Welcoming Dr Gaurav Kulkarni to the Rural Health team

With an abiding belief in “excellent care for all”, Dr Gaurav Kulkarni is keen to use his new role as Deputy Director of Medical Student Education to build resources and opportunities for regional communities.

Growing up in India as the son of a general practitioner mother and paediatrician father, there was never any question in Gaurav Kulkarni’s mind about the path his career would take. What he probably didn’t anticipate was how far across the world his passion would lead him.

It led, in fact, to Australia where he undertook medical training at the John Hunter Hospital in Newcastle, on to the Sunshine Hospital in Melbourne’s west, from there to the Royal Children’s Hospital in Parkville and, eventually, to regional Victoria where he now lives and works.

Dr Kulkarni acknowledges that although the country town of Bendigo is his base, the catchment area is vast.

“This can offer additional learning experiences for medical students,” Dr Kulkarni says. “And is beneficial in that they can access the public and private systems and the private consulting rooms of specialists to advance their training.”

Dr Kulkarni also recognises that the teaching of medicine has come a long way since he was a student. “Doctors need to be flexible in approach,” he says, “engaging in active listening and showing empathy to clarify patients’ problems and concerns.

“That’s why we encourage self-directed and problem-based learning.

“COVID interrupted this for a while, so I’m pleased we’re back to face-to-face teaching.
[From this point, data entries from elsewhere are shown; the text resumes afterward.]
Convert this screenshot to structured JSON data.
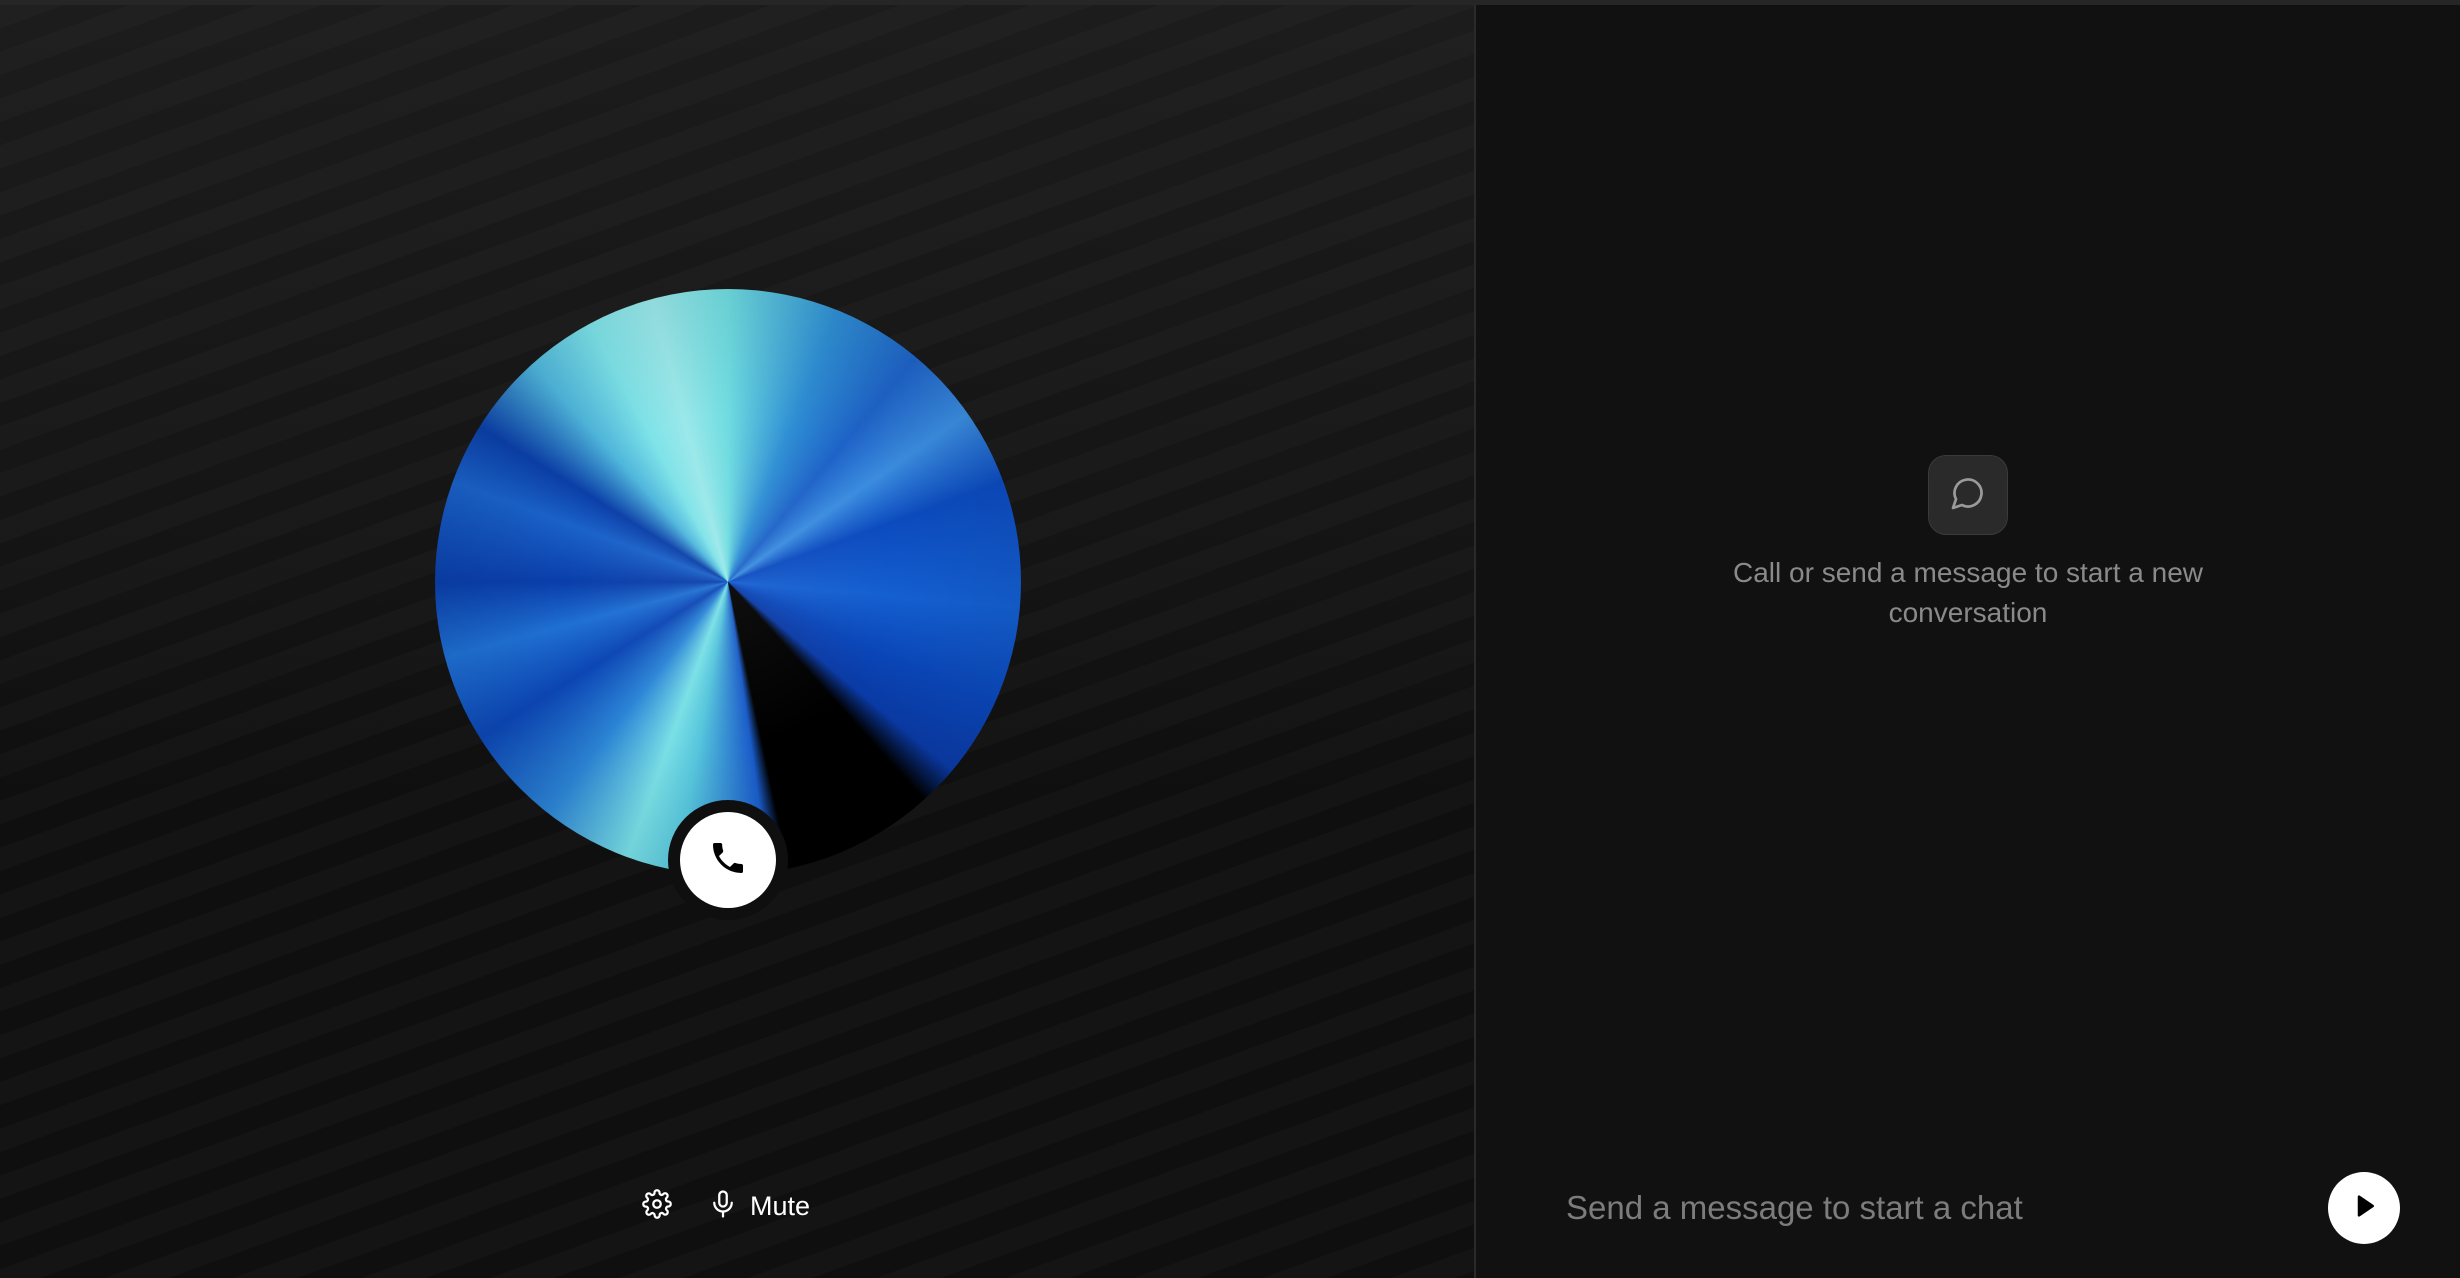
{
  "voice_panel": {
    "call_button_icon": "phone-icon",
    "settings_icon": "gear-icon",
    "mute": {
      "icon": "microphone-icon",
      "label": "Mute"
    }
  },
  "chat_panel": {
    "empty_state": {
      "icon": "chat-bubble-icon",
      "text": "Call or send a message to start a new conversation"
    },
    "composer": {
      "placeholder": "Send a message to start a chat",
      "value": "",
      "send_icon": "play-send-icon"
    }
  },
  "colors": {
    "background": "#0f0f0f",
    "orb_light": "#7ee3e8",
    "orb_dark": "#0a3aa5",
    "button": "#ffffff"
  }
}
Nothing replaces real interaction with people where honest observations can be made.”

Dr Kulkarni’s interest in tutoring and mentoring junior staff is something he has pursued throughout his later career, even when as a registrar his workload was high and his time limited.

Dr Kulkarni is an examiner for the Royal Australasian College of Physicians and an expert teacher in the area of resuscitation of babies.

With such a long and impressive academic and teaching record, Dr Kulkarni will provide medical students with a range of skills and ideas and is keen to expose them to challenging and delicate situations.

Realistic about the difficulty of attracting and retaining a medical workforce in rural and regional areas, Dr Kulkarni remains optimistic.

“Training in regional and rural areas offers so much and I encourage all members of the medical workforce to consider the unique opportunities on offer.”